[[ LISTED RECORDS open ]]
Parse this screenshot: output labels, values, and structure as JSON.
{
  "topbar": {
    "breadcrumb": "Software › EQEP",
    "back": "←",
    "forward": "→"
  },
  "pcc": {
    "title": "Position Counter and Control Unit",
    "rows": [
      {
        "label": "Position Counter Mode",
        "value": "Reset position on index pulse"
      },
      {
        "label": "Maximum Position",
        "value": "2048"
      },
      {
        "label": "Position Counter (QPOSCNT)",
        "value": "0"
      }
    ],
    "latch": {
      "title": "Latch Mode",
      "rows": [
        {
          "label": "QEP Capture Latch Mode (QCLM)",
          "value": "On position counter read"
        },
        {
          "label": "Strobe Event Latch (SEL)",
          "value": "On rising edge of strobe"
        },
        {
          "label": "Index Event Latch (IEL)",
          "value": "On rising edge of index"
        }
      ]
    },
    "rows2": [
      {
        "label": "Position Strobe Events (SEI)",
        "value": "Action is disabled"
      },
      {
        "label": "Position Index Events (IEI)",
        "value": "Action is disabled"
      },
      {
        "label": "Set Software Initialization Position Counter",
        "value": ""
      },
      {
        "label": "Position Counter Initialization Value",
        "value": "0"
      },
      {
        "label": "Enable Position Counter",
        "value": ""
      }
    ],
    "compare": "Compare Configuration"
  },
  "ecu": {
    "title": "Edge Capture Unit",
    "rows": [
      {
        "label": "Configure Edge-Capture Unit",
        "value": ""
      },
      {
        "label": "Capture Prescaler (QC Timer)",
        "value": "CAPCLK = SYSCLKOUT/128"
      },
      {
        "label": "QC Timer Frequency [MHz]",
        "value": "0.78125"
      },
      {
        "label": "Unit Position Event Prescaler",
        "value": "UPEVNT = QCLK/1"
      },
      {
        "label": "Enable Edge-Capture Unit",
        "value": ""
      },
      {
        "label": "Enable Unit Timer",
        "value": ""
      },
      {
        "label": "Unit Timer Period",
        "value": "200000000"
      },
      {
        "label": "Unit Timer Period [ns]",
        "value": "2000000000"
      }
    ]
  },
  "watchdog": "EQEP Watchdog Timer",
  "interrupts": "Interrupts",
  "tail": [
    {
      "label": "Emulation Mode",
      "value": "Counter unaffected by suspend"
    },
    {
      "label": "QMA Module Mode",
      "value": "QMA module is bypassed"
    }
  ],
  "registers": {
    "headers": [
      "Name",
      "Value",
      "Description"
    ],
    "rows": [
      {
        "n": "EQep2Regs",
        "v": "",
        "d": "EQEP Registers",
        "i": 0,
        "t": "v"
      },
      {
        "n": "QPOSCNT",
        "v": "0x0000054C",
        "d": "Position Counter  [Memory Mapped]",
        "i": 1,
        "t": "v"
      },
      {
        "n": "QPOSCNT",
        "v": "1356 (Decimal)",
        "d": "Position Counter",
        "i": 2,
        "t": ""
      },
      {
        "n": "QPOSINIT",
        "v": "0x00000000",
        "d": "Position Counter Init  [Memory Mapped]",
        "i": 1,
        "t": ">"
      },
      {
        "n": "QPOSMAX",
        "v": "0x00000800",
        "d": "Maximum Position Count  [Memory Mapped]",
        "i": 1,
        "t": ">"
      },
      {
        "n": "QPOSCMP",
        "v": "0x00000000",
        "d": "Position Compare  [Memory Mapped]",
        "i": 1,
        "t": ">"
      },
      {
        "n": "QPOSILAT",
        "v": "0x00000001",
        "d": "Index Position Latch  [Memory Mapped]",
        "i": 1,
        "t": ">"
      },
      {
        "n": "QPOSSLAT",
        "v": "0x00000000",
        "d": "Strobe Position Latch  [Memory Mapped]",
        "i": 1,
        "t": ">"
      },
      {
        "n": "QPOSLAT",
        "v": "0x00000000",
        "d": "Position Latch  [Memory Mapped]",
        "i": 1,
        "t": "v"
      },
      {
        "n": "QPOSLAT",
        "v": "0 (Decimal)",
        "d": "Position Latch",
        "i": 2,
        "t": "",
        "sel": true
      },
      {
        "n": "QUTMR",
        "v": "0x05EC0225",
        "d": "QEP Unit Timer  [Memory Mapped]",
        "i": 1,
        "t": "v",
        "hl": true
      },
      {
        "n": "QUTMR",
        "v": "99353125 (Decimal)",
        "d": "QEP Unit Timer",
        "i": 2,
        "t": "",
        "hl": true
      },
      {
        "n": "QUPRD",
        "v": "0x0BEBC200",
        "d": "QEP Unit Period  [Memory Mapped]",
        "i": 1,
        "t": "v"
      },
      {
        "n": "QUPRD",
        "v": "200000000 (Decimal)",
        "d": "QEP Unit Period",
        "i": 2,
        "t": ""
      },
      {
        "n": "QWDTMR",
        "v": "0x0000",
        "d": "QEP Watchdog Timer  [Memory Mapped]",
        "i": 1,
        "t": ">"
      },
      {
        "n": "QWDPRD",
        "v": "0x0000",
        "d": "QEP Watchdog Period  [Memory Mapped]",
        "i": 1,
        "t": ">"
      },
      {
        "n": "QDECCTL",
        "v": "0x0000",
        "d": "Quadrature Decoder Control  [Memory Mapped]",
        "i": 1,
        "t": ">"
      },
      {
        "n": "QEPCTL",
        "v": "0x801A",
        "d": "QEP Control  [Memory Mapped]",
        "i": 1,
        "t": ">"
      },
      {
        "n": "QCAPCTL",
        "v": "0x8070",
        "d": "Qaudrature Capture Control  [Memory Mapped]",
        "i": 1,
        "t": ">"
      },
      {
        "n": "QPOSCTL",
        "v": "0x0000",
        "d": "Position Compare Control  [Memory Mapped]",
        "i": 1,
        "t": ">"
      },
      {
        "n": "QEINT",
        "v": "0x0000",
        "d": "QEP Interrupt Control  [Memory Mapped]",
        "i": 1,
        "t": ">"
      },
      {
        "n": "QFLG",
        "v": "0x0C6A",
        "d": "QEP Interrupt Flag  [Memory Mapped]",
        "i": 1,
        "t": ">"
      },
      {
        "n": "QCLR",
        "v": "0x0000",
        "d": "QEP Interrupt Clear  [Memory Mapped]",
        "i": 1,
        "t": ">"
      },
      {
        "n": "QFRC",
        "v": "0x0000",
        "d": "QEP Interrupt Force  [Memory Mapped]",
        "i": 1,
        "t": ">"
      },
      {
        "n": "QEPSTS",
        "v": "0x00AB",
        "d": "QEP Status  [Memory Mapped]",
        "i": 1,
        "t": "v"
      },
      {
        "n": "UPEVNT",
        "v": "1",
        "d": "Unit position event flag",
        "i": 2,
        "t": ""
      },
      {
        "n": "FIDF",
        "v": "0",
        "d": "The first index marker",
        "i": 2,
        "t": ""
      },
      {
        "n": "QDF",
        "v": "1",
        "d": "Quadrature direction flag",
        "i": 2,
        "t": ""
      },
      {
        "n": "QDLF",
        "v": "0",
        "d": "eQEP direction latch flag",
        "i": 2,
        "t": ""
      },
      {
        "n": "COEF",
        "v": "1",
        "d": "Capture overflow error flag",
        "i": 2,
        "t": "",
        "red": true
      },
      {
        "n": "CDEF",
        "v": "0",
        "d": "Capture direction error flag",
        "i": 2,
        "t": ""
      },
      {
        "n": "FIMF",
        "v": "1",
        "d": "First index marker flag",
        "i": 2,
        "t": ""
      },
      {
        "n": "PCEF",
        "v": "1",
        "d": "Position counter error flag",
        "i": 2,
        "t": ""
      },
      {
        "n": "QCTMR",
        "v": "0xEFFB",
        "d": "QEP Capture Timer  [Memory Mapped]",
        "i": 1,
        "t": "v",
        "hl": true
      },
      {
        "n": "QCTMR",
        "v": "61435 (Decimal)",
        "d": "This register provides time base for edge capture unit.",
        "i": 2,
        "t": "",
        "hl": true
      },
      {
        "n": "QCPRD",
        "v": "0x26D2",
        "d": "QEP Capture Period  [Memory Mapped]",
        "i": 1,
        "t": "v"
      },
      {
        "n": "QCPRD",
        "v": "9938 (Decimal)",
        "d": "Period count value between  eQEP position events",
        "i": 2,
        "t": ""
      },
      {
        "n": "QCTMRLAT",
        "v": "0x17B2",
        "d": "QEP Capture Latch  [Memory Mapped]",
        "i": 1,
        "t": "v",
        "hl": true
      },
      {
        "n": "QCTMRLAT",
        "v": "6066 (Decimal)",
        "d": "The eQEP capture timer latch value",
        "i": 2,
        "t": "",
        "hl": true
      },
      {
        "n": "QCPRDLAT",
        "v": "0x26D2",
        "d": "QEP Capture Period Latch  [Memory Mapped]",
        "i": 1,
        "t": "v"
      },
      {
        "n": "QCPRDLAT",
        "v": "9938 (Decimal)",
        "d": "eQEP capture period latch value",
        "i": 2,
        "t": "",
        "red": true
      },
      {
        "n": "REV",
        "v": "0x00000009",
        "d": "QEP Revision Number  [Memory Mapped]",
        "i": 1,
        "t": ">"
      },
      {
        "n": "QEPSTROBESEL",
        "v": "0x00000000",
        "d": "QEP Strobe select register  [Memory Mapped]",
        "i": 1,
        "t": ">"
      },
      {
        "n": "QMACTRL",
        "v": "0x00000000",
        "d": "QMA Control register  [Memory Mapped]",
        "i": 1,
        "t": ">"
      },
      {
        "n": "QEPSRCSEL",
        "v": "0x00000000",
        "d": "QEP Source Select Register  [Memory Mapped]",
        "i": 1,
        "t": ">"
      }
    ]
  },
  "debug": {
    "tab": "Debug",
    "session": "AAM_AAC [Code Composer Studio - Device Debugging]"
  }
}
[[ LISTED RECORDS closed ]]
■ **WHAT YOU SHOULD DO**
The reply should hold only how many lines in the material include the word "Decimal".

■ **OUTPUT FOR THIS TASK**
8